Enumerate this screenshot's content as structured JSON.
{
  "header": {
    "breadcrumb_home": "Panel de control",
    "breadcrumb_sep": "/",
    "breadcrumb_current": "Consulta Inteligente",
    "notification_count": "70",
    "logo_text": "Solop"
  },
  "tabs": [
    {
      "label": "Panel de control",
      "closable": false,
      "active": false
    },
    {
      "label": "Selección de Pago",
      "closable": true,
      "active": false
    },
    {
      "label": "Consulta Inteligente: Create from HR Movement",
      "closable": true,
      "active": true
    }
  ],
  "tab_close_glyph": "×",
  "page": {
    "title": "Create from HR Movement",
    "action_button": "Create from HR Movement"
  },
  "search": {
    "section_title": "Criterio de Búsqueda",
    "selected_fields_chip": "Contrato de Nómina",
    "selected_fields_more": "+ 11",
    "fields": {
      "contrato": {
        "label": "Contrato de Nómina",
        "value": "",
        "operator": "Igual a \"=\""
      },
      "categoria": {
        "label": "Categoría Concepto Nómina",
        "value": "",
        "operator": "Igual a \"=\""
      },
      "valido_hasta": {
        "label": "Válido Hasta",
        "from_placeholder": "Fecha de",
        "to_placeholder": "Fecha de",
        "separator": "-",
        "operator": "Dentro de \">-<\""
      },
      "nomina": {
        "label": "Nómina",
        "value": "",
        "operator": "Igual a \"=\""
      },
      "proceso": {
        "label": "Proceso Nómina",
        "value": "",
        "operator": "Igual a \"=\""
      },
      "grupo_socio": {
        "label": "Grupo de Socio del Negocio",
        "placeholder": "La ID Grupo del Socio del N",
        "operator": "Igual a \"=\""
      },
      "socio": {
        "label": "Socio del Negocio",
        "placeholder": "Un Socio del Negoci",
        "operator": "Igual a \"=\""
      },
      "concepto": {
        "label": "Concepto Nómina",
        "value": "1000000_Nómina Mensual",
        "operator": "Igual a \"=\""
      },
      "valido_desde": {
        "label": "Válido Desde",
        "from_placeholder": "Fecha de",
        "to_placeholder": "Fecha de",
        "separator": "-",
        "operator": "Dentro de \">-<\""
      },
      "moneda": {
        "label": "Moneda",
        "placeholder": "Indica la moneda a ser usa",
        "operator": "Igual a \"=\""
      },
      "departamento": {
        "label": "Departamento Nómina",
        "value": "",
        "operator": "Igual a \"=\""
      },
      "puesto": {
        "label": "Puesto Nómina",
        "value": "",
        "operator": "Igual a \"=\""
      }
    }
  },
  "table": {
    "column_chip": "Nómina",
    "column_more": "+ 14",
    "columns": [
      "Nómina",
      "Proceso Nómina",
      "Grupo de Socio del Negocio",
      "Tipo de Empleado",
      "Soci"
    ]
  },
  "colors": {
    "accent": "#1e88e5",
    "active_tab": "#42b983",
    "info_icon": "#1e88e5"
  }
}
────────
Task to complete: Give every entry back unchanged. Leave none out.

Expected answer:
Enumerate this screenshot's content as structured JSON.
{
  "header": {
    "breadcrumb_home": "Panel de control",
    "breadcrumb_sep": "/",
    "breadcrumb_current": "Consulta Inteligente",
    "notification_count": "70",
    "logo_text": "Solop"
  },
  "tabs": [
    {
      "label": "Panel de control",
      "closable": false,
      "active": false
    },
    {
      "label": "Selección de Pago",
      "closable": true,
      "active": false
    },
    {
      "label": "Consulta Inteligente: Create from HR Movement",
      "closable": true,
      "active": true
    }
  ],
  "tab_close_glyph": "×",
  "page": {
    "title": "Create from HR Movement",
    "action_button": "Create from HR Movement"
  },
  "search": {
    "section_title": "Criterio de Búsqueda",
    "selected_fields_chip": "Contrato de Nómina",
    "selected_fields_more": "+ 11",
    "fields": {
      "contrato": {
        "label": "Contrato de Nómina",
        "value": "",
        "operator": "Igual a \"=\""
      },
      "categoria": {
        "label": "Categoría Concepto Nómina",
        "value": "",
        "operator": "Igual a \"=\""
      },
      "valido_hasta": {
        "label": "Válido Hasta",
        "from_placeholder": "Fecha de",
        "to_placeholder": "Fecha de",
        "separator": "-",
        "operator": "Dentro de \">-<\""
      },
      "nomina": {
        "label": "Nómina",
        "value": "",
        "operator": "Igual a \"=\""
      },
      "proceso": {
        "label": "Proceso Nómina",
        "value": "",
        "operator": "Igual a \"=\""
      },
      "grupo_socio": {
        "label": "Grupo de Socio del Negocio",
        "placeholder": "La ID Grupo del Socio del N",
        "operator": "Igual a \"=\""
      },
      "socio": {
        "label": "Socio del Negocio",
        "placeholder": "Un Socio del Negoci",
        "operator": "Igual a \"=\""
      },
      "concepto": {
        "label": "Concepto Nómina",
        "value": "1000000_Nómina Mensual",
        "operator": "Igual a \"=\""
      },
      "valido_desde": {
        "label": "Válido Desde",
        "from_placeholder": "Fecha de",
        "to_placeholder": "Fecha de",
        "separator": "-",
        "operator": "Dentro de \">-<\""
      },
      "moneda": {
        "label": "Moneda",
        "placeholder": "Indica la moneda a ser usa",
        "operator": "Igual a \"=\""
      },
      "departamento": {
        "label": "Departamento Nómina",
        "value": "",
        "operator": "Igual a \"=\""
      },
      "puesto": {
        "label": "Puesto Nómina",
        "value": "",
        "operator": "Igual a \"=\""
      }
    }
  },
  "table": {
    "column_chip": "Nómina",
    "column_more": "+ 14",
    "columns": [
      "Nómina",
      "Proceso Nómina",
      "Grupo de Socio del Negocio",
      "Tipo de Empleado",
      "Soci"
    ]
  },
  "colors": {
    "accent": "#1e88e5",
    "active_tab": "#42b983",
    "info_icon": "#1e88e5"
  }
}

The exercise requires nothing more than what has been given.